This puts Giuliani in difficult position. His economic fortunes may force him into looking seriously at the New York governor's race next year. However, the only chance he would have of winning would be if incumbent David Paterson is the Democratic nominee. Almost no one thinks that will be the case: In all likelihood, Paterson will either decide not to run (his approval rating is between 19-26 percent depending on the poll). If he does run for election in his own right, he will be challenged by Attorney General Andrew Cuomo -- who will beat him handily.
In the Big Blue State of New York, Rudy Giuliani won't be able to beat Andrew Cuomo.
The question is whether his financial situation is so problematic that he might choose to make the race regardless -- just to rehabilitate his image enough to rejuvenate his business opportunities. Or he could just continue to rely on the public speaking network.
But, who would have thought that it might have reached this point? This is a perfect example of how a "corporation" can ruin its "brand" by watering it down too much. Giuliani Partners was principally a strategic consulting firm -- with an emphasis on security.
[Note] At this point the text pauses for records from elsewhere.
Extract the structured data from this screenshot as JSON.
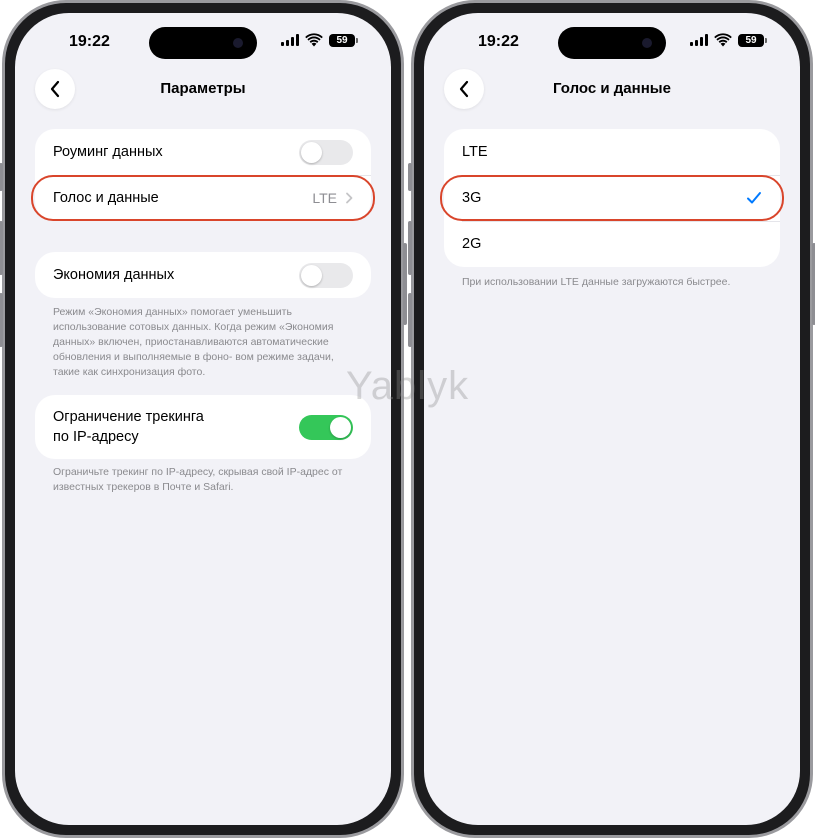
{
  "watermark": "Yablyk",
  "left_phone": {
    "status": {
      "time": "19:22",
      "battery": "59"
    },
    "nav": {
      "title": "Параметры"
    },
    "group1": {
      "roaming_label": "Роуминг данных",
      "voice_label": "Голос и данные",
      "voice_value": "LTE"
    },
    "group2": {
      "saver_label": "Экономия данных"
    },
    "saver_footnote": "Режим «Экономия данных» помогает уменьшить использование сотовых данных. Когда режим «Экономия данных» включен, приостанавливаются автоматические обновления и выполняемые в фоно- вом режиме задачи, такие как синхронизация фото.",
    "group3": {
      "tracking_label_line1": "Ограничение трекинга",
      "tracking_label_line2": "по IP-адресу"
    },
    "tracking_footnote": "Ограничьте трекинг по IP-адресу, скрывая свой IP-адрес от известных трекеров в Почте и Safari."
  },
  "right_phone": {
    "status": {
      "time": "19:22",
      "battery": "59"
    },
    "nav": {
      "title": "Голос и данные"
    },
    "options": [
      "LTE",
      "3G",
      "2G"
    ],
    "selected_option": "3G",
    "footnote": "При использовании LTE данные загружаются быстрее."
  },
  "colors": {
    "toggle_on": "#34c759",
    "highlight": "#d9452b",
    "accent": "#007aff"
  }
}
Thus, its clients included both businesses and cities -- Mexico City, for example. Yes, all consulting firms are facing difficulties in the economic downturn. However, it's obvious why Giuliani Partners would be in a more precarious position. By the end of the presidential campaign, the mayor had turned himself into a punchline by inserting 9/11 into just about every policy response. (It didn't exactly help that another former Giuliani Partner -- ex-NYC Police Commissioner Bernard Kerik was indicted on federal corruption and tax evasion charges.)
Who wants a joke giving them public relations and consulting advice?
New York Republicans have to wonder how that declined reputation will come into play in any potential gubernatorial run.
Robert A. George is a New York writer. He blogs at Ragged Thots.